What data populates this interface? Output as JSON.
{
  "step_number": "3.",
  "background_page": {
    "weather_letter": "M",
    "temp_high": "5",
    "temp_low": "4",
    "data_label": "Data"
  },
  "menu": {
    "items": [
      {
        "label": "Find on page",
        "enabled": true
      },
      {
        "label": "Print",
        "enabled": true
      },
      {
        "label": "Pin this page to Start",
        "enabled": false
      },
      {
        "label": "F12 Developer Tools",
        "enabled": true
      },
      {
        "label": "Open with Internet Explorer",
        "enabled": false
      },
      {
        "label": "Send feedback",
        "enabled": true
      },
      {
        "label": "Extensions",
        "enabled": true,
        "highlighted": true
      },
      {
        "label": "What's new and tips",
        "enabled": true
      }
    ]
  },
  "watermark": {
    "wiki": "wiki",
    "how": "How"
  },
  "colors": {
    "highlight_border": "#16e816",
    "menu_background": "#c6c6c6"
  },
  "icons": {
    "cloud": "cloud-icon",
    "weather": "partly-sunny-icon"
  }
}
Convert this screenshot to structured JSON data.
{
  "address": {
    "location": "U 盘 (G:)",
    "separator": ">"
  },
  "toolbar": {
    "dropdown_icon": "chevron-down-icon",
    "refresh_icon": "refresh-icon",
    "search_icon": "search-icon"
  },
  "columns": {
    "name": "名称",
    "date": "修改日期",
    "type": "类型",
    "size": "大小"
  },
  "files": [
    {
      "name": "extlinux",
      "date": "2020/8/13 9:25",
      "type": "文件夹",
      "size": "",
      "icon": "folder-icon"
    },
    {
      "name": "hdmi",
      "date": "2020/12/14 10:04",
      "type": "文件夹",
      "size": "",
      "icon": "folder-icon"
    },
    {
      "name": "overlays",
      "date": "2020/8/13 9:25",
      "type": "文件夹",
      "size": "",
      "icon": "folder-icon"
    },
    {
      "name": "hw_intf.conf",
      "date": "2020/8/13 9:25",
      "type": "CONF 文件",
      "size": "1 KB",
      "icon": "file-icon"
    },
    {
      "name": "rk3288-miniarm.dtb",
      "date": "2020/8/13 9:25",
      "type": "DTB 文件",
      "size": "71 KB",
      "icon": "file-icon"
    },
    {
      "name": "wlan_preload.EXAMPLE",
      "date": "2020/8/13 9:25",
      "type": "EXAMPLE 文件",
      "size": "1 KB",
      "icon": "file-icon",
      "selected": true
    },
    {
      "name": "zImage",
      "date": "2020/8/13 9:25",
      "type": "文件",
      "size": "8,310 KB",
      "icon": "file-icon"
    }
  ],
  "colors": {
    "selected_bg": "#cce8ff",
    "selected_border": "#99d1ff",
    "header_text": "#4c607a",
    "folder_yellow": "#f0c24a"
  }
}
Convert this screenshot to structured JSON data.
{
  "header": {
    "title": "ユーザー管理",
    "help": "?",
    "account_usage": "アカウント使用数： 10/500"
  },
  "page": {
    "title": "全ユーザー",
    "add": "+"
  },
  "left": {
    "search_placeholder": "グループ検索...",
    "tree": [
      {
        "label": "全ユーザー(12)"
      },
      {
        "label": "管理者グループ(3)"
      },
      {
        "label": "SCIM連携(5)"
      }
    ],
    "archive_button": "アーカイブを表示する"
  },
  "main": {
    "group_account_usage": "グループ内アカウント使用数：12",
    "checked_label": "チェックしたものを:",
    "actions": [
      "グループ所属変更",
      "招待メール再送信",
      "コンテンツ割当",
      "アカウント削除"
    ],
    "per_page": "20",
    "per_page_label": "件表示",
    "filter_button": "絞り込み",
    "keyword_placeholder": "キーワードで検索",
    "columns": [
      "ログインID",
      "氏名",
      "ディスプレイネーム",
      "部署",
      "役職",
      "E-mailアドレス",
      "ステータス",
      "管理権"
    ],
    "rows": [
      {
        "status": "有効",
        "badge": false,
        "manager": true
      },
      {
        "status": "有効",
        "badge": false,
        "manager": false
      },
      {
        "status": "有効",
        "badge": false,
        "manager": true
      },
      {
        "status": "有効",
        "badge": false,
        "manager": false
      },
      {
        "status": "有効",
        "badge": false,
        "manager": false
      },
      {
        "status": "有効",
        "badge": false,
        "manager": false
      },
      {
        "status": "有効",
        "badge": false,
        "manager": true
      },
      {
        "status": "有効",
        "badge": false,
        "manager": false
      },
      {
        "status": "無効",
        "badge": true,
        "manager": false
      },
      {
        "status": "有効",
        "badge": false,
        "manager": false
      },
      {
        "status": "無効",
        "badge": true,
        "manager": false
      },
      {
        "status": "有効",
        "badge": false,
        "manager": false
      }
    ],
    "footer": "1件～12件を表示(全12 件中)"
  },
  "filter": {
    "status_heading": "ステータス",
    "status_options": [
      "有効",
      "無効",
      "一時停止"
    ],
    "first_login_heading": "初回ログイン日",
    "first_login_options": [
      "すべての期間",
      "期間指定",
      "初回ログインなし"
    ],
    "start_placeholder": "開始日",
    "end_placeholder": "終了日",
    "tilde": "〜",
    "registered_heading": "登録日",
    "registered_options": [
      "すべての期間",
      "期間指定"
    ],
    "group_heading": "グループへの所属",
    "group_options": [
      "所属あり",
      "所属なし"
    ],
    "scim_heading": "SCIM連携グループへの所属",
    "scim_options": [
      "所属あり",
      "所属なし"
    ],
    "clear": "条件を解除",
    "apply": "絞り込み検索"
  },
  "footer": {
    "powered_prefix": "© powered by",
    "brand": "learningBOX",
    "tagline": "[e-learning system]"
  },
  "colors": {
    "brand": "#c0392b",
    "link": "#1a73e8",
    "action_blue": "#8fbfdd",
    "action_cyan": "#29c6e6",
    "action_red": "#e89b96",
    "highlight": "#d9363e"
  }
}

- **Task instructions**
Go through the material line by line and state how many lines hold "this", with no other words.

- **Expected answer**
4